What this task involves. Copy all entries exactly.

[Component data from apps and pages]
== Segment start ==

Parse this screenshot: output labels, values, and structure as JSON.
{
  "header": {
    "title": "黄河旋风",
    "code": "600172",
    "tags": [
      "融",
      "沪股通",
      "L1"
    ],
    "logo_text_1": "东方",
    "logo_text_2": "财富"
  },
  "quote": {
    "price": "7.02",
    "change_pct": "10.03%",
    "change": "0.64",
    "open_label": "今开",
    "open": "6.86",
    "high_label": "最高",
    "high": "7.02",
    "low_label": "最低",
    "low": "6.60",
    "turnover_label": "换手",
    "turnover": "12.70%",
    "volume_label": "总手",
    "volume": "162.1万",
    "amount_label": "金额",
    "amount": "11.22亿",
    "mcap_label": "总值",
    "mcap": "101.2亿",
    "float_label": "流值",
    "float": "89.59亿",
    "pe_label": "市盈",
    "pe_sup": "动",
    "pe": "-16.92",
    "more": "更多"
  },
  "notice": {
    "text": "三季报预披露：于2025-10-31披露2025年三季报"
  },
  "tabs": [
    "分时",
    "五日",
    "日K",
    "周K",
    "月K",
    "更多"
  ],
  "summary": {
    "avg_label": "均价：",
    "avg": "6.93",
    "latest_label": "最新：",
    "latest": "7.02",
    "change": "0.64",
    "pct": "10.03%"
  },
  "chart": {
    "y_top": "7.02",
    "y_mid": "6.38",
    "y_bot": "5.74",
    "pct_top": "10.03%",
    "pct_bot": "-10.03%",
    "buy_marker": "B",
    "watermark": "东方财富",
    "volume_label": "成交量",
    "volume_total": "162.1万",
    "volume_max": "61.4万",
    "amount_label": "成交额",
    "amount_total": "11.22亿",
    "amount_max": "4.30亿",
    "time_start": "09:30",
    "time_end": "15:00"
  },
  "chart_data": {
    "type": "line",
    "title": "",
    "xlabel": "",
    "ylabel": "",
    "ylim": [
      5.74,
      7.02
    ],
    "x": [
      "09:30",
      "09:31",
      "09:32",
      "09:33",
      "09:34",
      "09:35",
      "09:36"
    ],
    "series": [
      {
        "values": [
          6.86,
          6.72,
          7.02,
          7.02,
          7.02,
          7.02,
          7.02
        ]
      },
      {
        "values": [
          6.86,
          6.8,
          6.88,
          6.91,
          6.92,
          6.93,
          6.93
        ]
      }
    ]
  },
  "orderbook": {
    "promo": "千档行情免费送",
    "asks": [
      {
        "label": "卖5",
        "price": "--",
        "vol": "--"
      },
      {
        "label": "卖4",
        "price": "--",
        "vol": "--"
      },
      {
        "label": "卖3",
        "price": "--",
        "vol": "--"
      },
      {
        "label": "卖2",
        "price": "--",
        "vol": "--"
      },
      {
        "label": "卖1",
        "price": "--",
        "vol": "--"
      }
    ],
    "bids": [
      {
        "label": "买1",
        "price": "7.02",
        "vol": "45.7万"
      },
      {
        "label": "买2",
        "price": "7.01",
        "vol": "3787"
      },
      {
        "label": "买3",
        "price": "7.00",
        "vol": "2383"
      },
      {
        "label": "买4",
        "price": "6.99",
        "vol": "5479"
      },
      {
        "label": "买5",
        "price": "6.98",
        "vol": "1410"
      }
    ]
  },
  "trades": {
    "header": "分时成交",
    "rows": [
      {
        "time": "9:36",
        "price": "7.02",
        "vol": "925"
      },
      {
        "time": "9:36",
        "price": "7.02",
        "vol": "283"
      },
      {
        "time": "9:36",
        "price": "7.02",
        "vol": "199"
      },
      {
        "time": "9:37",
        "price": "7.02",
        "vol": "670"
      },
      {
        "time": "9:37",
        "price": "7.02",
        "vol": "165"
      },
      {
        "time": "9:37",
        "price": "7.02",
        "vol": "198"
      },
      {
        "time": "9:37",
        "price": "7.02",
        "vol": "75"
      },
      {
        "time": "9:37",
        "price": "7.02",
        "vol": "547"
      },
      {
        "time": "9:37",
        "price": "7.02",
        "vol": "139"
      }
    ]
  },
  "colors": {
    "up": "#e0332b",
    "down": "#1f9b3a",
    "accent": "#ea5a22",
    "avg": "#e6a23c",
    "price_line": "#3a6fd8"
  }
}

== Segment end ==

Task response.
Parse this screenshot: output labels, values, and structure as JSON.
{
  "header": {
    "title": "黄河旋风",
    "code": "600172",
    "tags": [
      "融",
      "沪股通",
      "L1"
    ],
    "logo_text_1": "东方",
    "logo_text_2": "财富"
  },
  "quote": {
    "price": "7.02",
    "change_pct": "10.03%",
    "change": "0.64",
    "open_label": "今开",
    "open": "6.86",
    "high_label": "最高",
    "high": "7.02",
    "low_label": "最低",
    "low": "6.60",
    "turnover_label": "换手",
    "turnover": "12.70%",
    "volume_label": "总手",
    "volume": "162.1万",
    "amount_label": "金额",
    "amount": "11.22亿",
    "mcap_label": "总值",
    "mcap": "101.2亿",
    "float_label": "流值",
    "float": "89.59亿",
    "pe_label": "市盈",
    "pe_sup": "动",
    "pe": "-16.92",
    "more": "更多"
  },
  "notice": {
    "text": "三季报预披露：于2025-10-31披露2025年三季报"
  },
  "tabs": [
    "分时",
    "五日",
    "日K",
    "周K",
    "月K",
    "更多"
  ],
  "summary": {
    "avg_label": "均价：",
    "avg": "6.93",
    "latest_label": "最新：",
    "latest": "7.02",
    "change": "0.64",
    "pct": "10.03%"
  },
  "chart": {
    "y_top": "7.02",
    "y_mid": "6.38",
    "y_bot": "5.74",
    "pct_top": "10.03%",
    "pct_bot": "-10.03%",
    "buy_marker": "B",
    "watermark": "东方财富",
    "volume_label": "成交量",
    "volume_total": "162.1万",
    "volume_max": "61.4万",
    "amount_label": "成交额",
    "amount_total": "11.22亿",
    "amount_max": "4.30亿",
    "time_start": "09:30",
    "time_end": "15:00"
  },
  "chart_data": {
    "type": "line",
    "title": "",
    "xlabel": "",
    "ylabel": "",
    "ylim": [
      5.74,
      7.02
    ],
    "x": [
      "09:30",
      "09:31",
      "09:32",
      "09:33",
      "09:34",
      "09:35",
      "09:36"
    ],
    "series": [
      {
        "values": [
          6.86,
          6.72,
          7.02,
          7.02,
          7.02,
          7.02,
          7.02
        ]
      },
      {
        "values": [
          6.86,
          6.8,
          6.88,
          6.91,
          6.92,
          6.93,
          6.93
        ]
      }
    ]
  },
  "orderbook": {
    "promo": "千档行情免费送",
    "asks": [
      {
        "label": "卖5",
        "price": "--",
        "vol": "--"
      },
      {
        "label": "卖4",
        "price": "--",
        "vol": "--"
      },
      {
        "label": "卖3",
        "price": "--",
        "vol": "--"
      },
      {
        "label": "卖2",
        "price": "--",
        "vol": "--"
      },
      {
        "label": "卖1",
        "price": "--",
        "vol": "--"
      }
    ],
    "bids": [
      {
        "label": "买1",
        "price": "7.02",
        "vol": "45.7万"
      },
      {
        "label": "买2",
        "price": "7.01",
        "vol": "3787"
      },
      {
        "label": "买3",
        "price": "7.00",
        "vol": "2383"
      },
      {
        "label": "买4",
        "price": "6.99",
        "vol": "5479"
      },
      {
        "label": "买5",
        "price": "6.98",
        "vol": "1410"
      }
    ]
  },
  "trades": {
    "header": "分时成交",
    "rows": [
      {
        "time": "9:36",
        "price": "7.02",
        "vol": "925"
      },
      {
        "time": "9:36",
        "price": "7.02",
        "vol": "283"
      },
      {
        "time": "9:36",
        "price": "7.02",
        "vol": "199"
      },
      {
        "time": "9:37",
        "price": "7.02",
        "vol": "670"
      },
      {
        "time": "9:37",
        "price": "7.02",
        "vol": "165"
      },
      {
        "time": "9:37",
        "price": "7.02",
        "vol": "198"
      },
      {
        "time": "9:37",
        "price": "7.02",
        "vol": "75"
      },
      {
        "time": "9:37",
        "price": "7.02",
        "vol": "547"
      },
      {
        "time": "9:37",
        "price": "7.02",
        "vol": "139"
      }
    ]
  },
  "colors": {
    "up": "#e0332b",
    "down": "#1f9b3a",
    "accent": "#ea5a22",
    "avg": "#e6a23c",
    "price_line": "#3a6fd8"
  }
}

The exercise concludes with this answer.